Cometography is a multi-volume catalog of every comet observed from ancient times up to the 1990s, when the internet took off as a medium of scientific record. It uses the most reliable orbits known to determine the distances from the Earth and Sun at the time of discovery and last observation, as well as the largest and smallest angular distance to the Sun, most northerly and southerly declination, closest distance to the Earth, and other details, to enable the reader to understand each comet's physical appearance.
Volume 6, the final volume in the catalog, covers the observations and pertinent calculations for every comet seen between 1983 and 1993. The comets are listed in chronological order, with complete references to publications relating to each comet and physical descriptions of each comet's development throughout its apparition. Cometography is the definitive reference on comets through the ages, for astronomers and historians of science.

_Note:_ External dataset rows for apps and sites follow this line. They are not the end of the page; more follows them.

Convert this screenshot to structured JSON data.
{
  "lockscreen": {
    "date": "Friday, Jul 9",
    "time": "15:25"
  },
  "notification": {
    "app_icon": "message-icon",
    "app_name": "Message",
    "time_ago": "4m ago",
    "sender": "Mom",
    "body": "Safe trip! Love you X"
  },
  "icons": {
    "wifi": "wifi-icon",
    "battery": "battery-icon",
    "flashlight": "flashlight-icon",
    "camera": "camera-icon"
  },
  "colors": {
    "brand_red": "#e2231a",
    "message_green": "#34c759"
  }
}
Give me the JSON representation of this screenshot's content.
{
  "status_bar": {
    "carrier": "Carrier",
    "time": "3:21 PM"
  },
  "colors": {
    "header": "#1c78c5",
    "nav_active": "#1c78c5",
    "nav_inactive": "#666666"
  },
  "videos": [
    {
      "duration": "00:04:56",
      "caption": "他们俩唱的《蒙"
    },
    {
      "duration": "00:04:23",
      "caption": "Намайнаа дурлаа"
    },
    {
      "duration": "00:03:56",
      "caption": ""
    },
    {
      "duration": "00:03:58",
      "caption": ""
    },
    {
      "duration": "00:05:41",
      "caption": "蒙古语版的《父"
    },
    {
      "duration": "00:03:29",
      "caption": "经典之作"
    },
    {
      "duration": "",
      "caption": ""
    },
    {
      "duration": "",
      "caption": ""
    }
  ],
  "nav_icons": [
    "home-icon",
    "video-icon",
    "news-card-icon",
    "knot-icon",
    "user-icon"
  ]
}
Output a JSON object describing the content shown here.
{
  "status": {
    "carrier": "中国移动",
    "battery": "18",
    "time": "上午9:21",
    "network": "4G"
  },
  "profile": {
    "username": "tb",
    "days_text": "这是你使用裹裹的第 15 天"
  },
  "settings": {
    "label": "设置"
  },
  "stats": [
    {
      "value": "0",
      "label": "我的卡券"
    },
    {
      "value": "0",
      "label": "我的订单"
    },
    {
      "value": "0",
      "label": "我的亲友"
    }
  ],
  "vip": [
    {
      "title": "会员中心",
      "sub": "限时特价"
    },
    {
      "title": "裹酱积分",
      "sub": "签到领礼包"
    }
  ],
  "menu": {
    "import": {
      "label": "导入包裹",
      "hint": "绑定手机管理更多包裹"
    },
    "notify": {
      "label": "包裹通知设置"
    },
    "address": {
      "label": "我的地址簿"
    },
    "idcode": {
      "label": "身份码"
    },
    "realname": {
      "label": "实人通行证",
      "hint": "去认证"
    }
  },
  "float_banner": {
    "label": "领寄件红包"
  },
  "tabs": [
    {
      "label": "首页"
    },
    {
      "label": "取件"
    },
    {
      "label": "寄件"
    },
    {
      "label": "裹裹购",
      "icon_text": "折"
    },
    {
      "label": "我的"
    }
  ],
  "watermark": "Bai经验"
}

- Catalog of comets
- Appendix 1. Uncertain objects
- Appendix 2. Periodical abbreviations
Gary Kronk has held a life-long passion for astronomy, and has been researching historical information on comets ever since sighting Comet Kohoutek in 1973/4. His work has been published in numerous magazines, and in two previous books: Comets: A Descriptive Catalog (1984) and Meteor Showers: A Descriptive Catalog (1988). Kronk holds positions in various astronomical societies, including Coordinator of the Comet Section of the Association of Lunar and Planetary Observers, and Consultant for the American Meteor Society. The International Astronomical Union named minor planet 48300 Kronk in honor of the extensive research Gary Kronk has done in cometography.
Maik Meyer has observed comets since 1987. Besides comet observing, he is researching cometary orbits in order to link and identify historic comet apparitions. His speciality area is the history of comet hunting. In 2002, he discovered the Meyer group of sunskirting comets. Meyer was leader of the Comet Section of the German Vereinigung der Sternfreunde and served as assistant editor of the International Comet Quarterly (ICQ). The International Astronomical Union named minor planet 52005 Maik in honor of his research work in comets.

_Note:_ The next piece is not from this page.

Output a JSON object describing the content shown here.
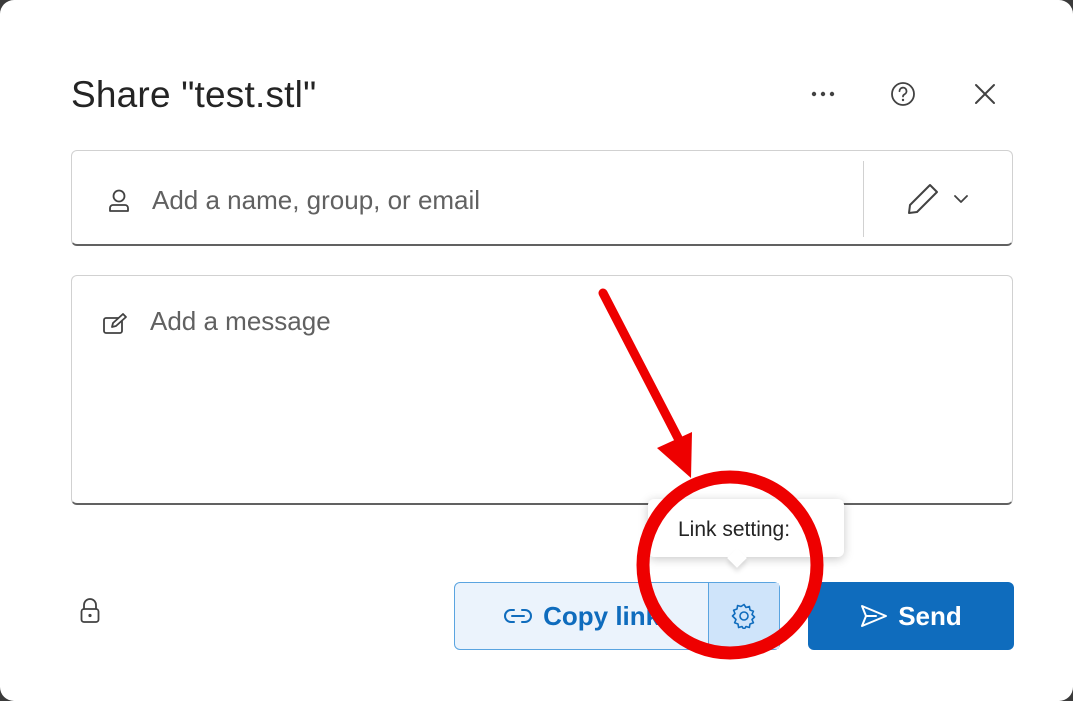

David Seargent studied and tutored philosophy at the University of Newcastle, New South Wales, and has written books and articles covering a variety of subjects. He has been an amateur astronomer since his early teens, with comets being his principal interest. Seargent directed the Australian Comet Section from early 1980s until early 2000s and acted as visual co-ordinator for Australia of International Halley Watch 1985/6. He is the discoverer of C/1978 T1 (Seargent).